Man falls.  Not just the poor man, but the rich man too.  Perhaps the crowd surrounding the rich man is bigger than that surrounding the poor man, but is that enough?  Shouldn’t we also help the poor man out a bit?  Obviously.  But, what about the rich man?  Should we say that since he has wealth, it is enough to gather around when he falls?

We don’t notice people as people.  We notice that they fall, and we gather when they do, but who are these nameless people?  Who was that student I just saw walk past my office?  Shouldn’t I care?

Crane offers no solution; this is voyeurism, pure and simple.  I am not sure what to make of it.  I read about people in the depths of a coal mine in the late 19th century and I think…I have no idea what I think.  I read about gawkers gathered around a fire and I think, “Here I am gawking at the gawkers. I am being exactly as helpful as they are.”

Tuesday, March 4, 2014

Sharpen the Saw

As the cover of the 25th anniversary edition says, “25 million copies sold.”  It shows up repeatedly on lists found if you do a Google Search for “Great Books on Leadership.”  At the front of the book, there are some blurbs of praise for the book—17, (yes seventeen!) pages of praise.  Then there are 13 pages of forward matter written by people other than the author telling you how amazing the book is.  The back cover proclaims the book is “A Timeless Bestseller.”

It was a very dull book.  Very dull.

Stephen Covey’s The 7 Habits of Highly Effective People is full of advice on how to make your life better.  Be Proactive!  Begin With the End in Mind!  Put First Things First!  Think Win/Win!  Seek First To Understand, Then Be Understood!

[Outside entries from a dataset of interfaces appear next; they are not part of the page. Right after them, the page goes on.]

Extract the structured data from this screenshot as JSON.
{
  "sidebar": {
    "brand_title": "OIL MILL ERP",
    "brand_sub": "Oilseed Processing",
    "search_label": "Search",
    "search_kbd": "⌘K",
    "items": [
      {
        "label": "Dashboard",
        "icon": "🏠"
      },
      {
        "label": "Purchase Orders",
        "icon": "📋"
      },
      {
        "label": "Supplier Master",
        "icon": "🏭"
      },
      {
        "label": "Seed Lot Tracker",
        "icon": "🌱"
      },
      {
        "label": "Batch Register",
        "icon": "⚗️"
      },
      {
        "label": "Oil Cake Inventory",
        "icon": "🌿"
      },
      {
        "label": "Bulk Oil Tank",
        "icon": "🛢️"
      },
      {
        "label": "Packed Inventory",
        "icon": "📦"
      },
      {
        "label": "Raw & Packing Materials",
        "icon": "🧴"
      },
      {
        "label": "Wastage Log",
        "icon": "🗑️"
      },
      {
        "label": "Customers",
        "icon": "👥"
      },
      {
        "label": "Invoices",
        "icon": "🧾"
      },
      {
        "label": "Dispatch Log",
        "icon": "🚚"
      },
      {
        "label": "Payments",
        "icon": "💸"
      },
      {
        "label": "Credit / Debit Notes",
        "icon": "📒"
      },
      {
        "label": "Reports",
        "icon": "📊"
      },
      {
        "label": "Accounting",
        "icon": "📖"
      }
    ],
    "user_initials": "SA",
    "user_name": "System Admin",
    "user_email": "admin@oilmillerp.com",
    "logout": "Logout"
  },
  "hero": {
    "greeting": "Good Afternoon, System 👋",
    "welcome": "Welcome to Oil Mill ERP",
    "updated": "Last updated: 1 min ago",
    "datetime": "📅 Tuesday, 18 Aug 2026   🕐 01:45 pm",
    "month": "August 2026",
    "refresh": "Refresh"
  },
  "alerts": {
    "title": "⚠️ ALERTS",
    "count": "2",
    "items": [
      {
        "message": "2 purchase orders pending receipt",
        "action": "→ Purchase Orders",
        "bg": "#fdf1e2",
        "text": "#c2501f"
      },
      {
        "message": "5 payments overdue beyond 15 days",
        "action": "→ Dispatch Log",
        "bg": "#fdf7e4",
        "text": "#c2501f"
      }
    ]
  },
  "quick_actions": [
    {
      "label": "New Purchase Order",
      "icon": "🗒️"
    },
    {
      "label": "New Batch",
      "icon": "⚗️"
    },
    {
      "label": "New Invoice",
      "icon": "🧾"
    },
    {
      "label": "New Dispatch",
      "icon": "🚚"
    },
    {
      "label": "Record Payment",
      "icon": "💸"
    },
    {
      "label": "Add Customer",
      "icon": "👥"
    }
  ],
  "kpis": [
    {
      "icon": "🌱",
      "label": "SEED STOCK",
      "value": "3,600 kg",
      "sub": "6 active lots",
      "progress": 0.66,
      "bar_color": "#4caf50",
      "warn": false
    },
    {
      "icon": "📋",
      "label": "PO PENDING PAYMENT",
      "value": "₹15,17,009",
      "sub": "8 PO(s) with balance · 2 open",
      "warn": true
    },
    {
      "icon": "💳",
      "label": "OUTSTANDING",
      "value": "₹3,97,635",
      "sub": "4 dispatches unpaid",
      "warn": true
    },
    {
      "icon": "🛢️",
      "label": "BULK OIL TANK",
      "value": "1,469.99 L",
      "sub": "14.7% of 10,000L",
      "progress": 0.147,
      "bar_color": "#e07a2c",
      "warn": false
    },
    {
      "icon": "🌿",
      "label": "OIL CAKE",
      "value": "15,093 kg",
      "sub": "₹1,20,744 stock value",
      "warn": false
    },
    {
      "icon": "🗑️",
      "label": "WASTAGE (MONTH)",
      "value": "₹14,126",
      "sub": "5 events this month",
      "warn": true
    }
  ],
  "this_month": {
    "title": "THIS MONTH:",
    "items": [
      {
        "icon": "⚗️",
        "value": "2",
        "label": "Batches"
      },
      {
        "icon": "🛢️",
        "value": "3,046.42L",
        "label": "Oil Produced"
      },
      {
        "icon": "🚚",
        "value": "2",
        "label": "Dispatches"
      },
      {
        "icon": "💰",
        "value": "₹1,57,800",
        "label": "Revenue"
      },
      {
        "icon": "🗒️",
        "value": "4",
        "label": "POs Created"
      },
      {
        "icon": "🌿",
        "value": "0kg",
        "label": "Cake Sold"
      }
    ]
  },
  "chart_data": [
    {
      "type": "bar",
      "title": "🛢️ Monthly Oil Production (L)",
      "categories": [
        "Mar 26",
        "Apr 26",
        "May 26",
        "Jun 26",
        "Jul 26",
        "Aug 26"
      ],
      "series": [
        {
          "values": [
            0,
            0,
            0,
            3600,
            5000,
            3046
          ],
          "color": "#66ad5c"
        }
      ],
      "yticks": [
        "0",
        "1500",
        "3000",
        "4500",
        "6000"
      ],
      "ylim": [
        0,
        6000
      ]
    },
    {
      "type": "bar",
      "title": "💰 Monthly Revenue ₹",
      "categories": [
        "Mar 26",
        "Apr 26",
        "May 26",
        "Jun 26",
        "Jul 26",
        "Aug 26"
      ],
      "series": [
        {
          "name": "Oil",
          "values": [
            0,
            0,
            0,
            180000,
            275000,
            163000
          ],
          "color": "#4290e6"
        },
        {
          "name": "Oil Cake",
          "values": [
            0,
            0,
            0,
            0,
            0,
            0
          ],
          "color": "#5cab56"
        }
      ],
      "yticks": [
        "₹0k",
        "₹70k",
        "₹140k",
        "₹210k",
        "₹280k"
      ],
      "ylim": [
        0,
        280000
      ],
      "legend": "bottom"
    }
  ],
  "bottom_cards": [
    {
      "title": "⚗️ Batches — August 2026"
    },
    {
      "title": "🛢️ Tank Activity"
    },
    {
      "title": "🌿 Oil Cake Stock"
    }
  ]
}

Synergize! Sharpen the Saw! 


It’s not that any of the things in this book are bad advice.  All in all, it’s good advice.  If the whole thing was a 21 page pamphlet, it would be a good thing to hand out to first year college students to tell them how to run their lives effectively.  But, 371 pages of it?  Really?

The good thing about a book like this for a class on “Leadership and the Liberal Arts” is that it completely removed my latent guilt feeling that I was depriving the students of one of the modern textbooks on leadership.  By reading this book, they read the equivalent of one of the leadership textbooks.  It is the same insipid content blown up into gargantuan proportions to make it seem that something Deep, really Deep, is being said.  Win/Win is a good strategy—way better than Lose/Win or Lose/Lose.  Indeed, let me explain to you why Lose/Lose is a bad strategy.  Let me also explain why Lose/Win is a Bad strategy.  At length.  With examples.  Oh, and here are some more examples on why Win/Win is so good. And I’ll throw in a few more examples.  And talk some more about Frankl. And that picture of the women who looks young or old depending on how you look at it.  And P/PC.

Before this semester, I thought that Dale Carnegie and Stephen Covey would be much the same.  They aren’t.  Carnegie’s book was not nearly as painful to read—more chapters, shorter anecdotes.  Covey went to the Belabor the Point to Death school of writing.  Carnegie wanted to be my friend so he kept it snappy.  Covey’s advice is better than Carnegie’s, to be sure, but nonetheless, reading Covey’s book was not fun.  At all.  Too many buzzwords masquerading as content.  And did I mention there are a lot of anecdotes?

I did try out some of his techniques on Clara while I was reading the book.  They work.  So there is that.  Like I said, it’s not that the advice is bad.  It’s just the book that is bad.

By the way, Sharpen the Saw is not all about how to do this sort of thing.  It is all about making sure you keep yourself renewed in the Physical, Social/Emotional, Spiritual, and Mental Dimensions.  There is even an circle diagram to show you that there are four dimensions and they are linked by curved lines.  Not sure why it is a circle instead of a diamond, but I suppose that maybe the deeper points have eluded me.